Around three months ago, I awoke from a long sleep. How long a sleep? I have no idea. Piecing together a timeline, I’d guess three or four years, I’ve been walling myself in. Depression. Slowly closing the doors around me to make my world more manageable. At the end of last year, a spike in my depression became deep enough to seek help. A new medication; I was instantly awake. And somewhat surprised to find life going on all around me. I wondered what I missed.
In my early-thirties, I quit my job and traveled across the United States by bicycle. I took my time and weaved a very indirect route from Washington DC to Washington state. I was off the grid for four months. Cell phones were still exotic so I didn’t own one; the internet was still being used primarily for email; newspapers cost money (which, due to my lack of employment, I didn’t really have); and TVs were few and far between. I had no idea what was going on in the world.
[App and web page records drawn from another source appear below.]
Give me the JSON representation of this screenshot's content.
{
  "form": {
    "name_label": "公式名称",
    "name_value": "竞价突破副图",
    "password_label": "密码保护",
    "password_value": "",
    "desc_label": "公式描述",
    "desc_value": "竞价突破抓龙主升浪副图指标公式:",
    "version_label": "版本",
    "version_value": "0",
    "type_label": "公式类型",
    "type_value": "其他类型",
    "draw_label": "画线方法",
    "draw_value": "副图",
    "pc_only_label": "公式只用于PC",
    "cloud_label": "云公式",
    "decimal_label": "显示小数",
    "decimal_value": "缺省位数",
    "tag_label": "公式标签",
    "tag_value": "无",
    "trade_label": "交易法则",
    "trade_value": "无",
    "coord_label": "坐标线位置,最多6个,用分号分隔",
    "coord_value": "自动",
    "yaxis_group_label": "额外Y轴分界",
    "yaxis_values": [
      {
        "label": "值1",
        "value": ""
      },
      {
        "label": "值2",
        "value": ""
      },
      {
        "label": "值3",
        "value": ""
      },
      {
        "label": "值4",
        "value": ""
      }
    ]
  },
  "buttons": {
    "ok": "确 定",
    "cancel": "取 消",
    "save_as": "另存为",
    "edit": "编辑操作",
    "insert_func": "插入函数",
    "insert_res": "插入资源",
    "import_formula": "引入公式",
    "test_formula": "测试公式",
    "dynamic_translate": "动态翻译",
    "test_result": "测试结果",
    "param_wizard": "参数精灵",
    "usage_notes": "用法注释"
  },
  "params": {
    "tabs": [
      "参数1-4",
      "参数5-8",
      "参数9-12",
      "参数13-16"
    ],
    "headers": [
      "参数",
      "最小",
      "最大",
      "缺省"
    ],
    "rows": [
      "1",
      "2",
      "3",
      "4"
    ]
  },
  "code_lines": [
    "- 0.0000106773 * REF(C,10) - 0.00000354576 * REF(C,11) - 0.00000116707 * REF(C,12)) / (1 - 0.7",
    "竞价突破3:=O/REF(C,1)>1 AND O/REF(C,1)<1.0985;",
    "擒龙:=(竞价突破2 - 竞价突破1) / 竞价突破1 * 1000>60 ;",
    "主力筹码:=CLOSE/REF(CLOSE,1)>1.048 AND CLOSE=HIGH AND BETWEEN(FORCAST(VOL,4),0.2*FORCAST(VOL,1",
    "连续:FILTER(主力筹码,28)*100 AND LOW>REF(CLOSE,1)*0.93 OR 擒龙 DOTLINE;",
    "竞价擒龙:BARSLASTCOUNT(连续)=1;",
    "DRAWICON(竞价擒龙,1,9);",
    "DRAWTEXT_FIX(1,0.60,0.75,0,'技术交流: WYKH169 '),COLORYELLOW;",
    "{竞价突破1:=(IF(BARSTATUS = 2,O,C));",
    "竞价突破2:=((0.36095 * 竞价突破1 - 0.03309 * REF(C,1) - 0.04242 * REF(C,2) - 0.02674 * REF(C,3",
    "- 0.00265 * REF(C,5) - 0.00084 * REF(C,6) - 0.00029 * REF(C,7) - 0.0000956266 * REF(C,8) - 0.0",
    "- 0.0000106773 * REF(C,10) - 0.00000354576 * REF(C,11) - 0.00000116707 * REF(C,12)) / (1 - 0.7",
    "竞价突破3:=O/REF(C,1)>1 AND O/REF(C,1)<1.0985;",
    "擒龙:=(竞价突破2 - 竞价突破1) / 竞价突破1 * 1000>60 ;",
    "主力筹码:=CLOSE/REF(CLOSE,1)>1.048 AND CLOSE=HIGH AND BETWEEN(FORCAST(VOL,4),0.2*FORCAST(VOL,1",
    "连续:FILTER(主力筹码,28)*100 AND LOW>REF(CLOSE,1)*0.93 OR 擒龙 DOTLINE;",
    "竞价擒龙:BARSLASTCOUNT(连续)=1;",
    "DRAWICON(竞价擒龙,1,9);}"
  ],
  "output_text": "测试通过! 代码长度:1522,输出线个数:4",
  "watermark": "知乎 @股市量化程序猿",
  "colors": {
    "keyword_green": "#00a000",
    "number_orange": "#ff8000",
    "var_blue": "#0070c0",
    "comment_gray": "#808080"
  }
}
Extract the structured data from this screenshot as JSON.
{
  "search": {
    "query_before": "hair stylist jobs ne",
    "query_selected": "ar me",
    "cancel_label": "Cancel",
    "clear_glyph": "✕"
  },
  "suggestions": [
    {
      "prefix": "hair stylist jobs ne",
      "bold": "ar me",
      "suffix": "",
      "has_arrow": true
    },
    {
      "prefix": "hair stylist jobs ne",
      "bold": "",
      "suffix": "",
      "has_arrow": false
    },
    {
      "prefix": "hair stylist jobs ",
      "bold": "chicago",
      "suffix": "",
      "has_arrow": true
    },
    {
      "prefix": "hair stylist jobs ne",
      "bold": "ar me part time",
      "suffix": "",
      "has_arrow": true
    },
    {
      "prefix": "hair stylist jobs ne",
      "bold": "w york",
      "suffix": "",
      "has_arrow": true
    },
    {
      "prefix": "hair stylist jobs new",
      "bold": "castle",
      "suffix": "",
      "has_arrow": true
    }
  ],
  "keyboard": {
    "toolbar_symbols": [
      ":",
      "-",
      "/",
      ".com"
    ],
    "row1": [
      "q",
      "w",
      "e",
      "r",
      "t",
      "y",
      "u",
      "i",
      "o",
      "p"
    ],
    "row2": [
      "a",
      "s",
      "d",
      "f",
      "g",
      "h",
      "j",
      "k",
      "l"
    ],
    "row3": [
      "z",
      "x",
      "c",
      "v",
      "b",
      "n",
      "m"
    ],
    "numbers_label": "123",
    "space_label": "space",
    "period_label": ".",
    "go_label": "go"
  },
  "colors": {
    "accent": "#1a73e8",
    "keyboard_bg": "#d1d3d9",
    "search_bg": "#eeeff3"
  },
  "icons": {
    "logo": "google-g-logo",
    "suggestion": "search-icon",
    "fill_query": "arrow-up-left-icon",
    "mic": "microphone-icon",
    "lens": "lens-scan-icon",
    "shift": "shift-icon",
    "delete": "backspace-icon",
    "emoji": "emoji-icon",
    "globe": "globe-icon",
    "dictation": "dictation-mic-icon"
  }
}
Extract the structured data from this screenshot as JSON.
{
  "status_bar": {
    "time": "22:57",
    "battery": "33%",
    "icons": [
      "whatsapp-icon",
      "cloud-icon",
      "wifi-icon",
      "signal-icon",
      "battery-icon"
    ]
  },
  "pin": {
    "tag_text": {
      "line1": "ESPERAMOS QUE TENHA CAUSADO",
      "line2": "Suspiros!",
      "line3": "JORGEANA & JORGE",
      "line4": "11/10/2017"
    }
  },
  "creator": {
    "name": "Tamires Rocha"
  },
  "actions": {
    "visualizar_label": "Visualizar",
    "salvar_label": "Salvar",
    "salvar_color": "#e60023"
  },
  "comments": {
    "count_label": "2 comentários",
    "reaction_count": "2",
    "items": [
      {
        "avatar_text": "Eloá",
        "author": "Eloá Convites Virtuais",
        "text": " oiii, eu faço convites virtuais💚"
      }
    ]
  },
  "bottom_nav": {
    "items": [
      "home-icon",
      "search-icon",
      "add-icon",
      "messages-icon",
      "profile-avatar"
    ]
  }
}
Each week, I’d call my dad to let him know I was still alive, and he’d bring me up to date on the latest news. One evening during my call he asked: You hear about O.J. Simpson? And then I learned that I was the only person in America who didn’t know about O.J. Simpson. I was the only one who hadn’t watched his slow-motion car chase. I was the only one not glued to the headlines for the week. As a result, I never felt connected to the OJ story.
All the way through the trial, and even after his acquittal, I felt like an eavesdropper. It’s the same feeling I get at a party when I approach two or three people already engaged in a deep conversation. I wait patiently for the conversation to shift so I can get in at the start of a new topic.
A few paragraphs ago, I stated I read the news. This is part of my problem; I don’t watch the news. I don’t listen to the news. I don’t even get a newspaper. I get all of my news from internet news sites. And not sketchy ones, but sites like the New York Times, the Washington Post and NPR. But the way I find these stories is by browsing Google News. While TV, radio and newspapers select the news stories with the widest appeal, Google News contains an algorithm that selects the stories it believes will be the most appealing to me. And over the past several months, Google has learned that I’m completely uninterested in Fox News.
On the surface, it might just seem like I’m making a big deal about missing a news story, but to me, Bill O’Reilly is just more proof that I’m disengaged from everyone else. And this time I don’t have a bicycle trip to blame. Again, I’m off the grid, but only because I’ve built walls around myself. I’ve stepped outside of the world and made a grid of my own.